Date of Award
Doctor of Philosophy (PhD)
Donna M. Goldstein
Carole A. McGranahan

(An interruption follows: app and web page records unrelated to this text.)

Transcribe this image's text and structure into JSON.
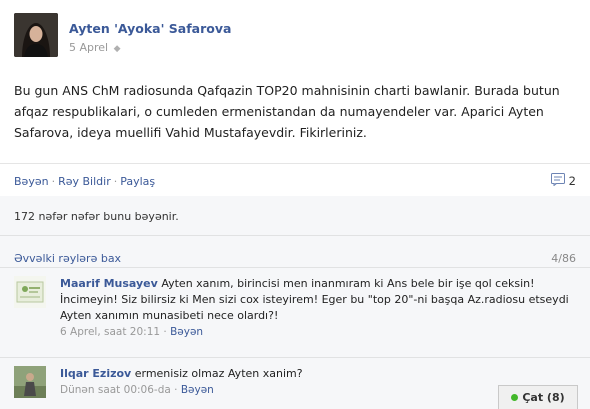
{
  "post": {
    "author": "Ayten 'Ayoka' Safarova",
    "date": "5 Aprel",
    "text": "Bu gun ANS ChM radiosunda Qafqazin TOP20 mahnisinin charti bawlanir. Burada butun afqaz respublikalari, o cumleden ermenistandan da numayendeler var. Aparici Ayten Safarova, ideya muellifi Vahid Mustafayevdir. Fikirleriniz."
  },
  "actions": {
    "like": "Bəyən",
    "comment": "Rəy Bildir",
    "share": "Paylaş",
    "sep": "·",
    "share_count": "2"
  },
  "ufi": {
    "likes_text": "172 nəfər nəfər bunu bəyənir.",
    "previous_comments": "Əvvəlki rəylərə bax",
    "comment_count": "4/86"
  },
  "comments": [
    {
      "name": "Maarif Musayev",
      "text": " Ayten xanım, birincisi men inanmıram ki Ans bele bir işe qol ceksin! İncimeyin! Siz bilirsiz ki Men sizi cox isteyirem! Eger bu \"top 20\"-ni başqa Az.radiosu etseydi Ayten xanımın munasibeti nece olardı?!",
      "time": "6 Aprel, saat 20:11",
      "like": "Bəyən"
    },
    {
      "name": "Ilqar Ezizov",
      "text": " ermenisiz olmaz Ayten xanim?",
      "time": "Dünən saat 00:06-da",
      "like": "Bəyən"
    }
  ],
  "chat": {
    "label": "Çat (8)"
  },
  "colors": {
    "link": "#3b5998",
    "ufi_bg": "#f6f7f9",
    "online": "#42b72a"
  }
}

This dissertation addresses the connections between everyday violence and digital technology. I describe three years of ethnographic research concerning a community policing program called “pacificação”(pacification) in a Brazilian favela (shanty town). Alongside supporting a permanent police force that destabilized a powerful drug faction, pacification policy endorsed a wide range of social projects and dramatically reshaped the relationship between the Brazilian State and its marginalized citizens. Among the social projects associated with pacification were a number of “inclusão digital” (digital inclusion) programs that combined technical literacy with critical political literacy in the hope of disrupting exclusionary conditions. During my observations of these programs, I found what I call a hidden politics of digital reproduction. Rather than disrupting the pacified favela’s social conditions, as proponents of digital inclusion suggested, technology disguised and reproduced longstanding forms of oppression. I recount several examples of digital inclusion’s hidden politics including technology corporations that used a discourse of disruption to promote middleclass consumerism in the favela and police who appropriated the rhetoric of social media activist to distract from human rights abuses. In considering these hidden politics of digital reproduction, my theoretical discussion informs anthropological scholarship concerning violence, a modern information society, and democracy in marginalized urban communities.

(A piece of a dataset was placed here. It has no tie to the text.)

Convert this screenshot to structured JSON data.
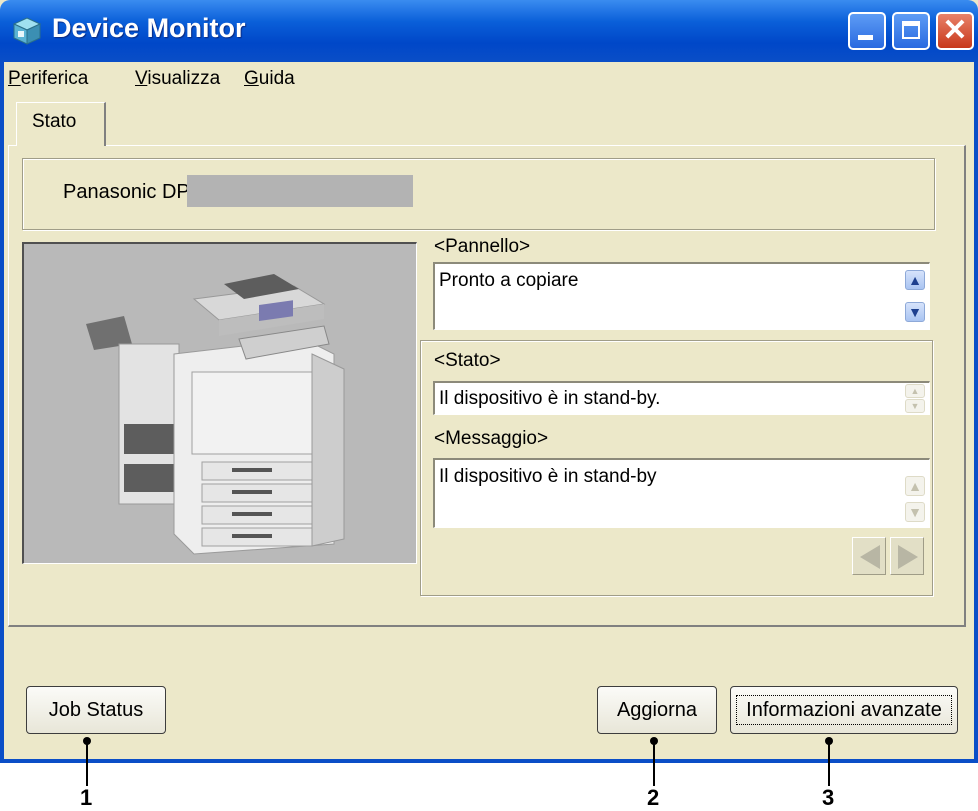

Scott, Jason Bartholomew, "Security Policy, Social Networks, and Rio De Janeiro’s Favelas" (2018). Anthropology Graduate Theses & Dissertations. 69.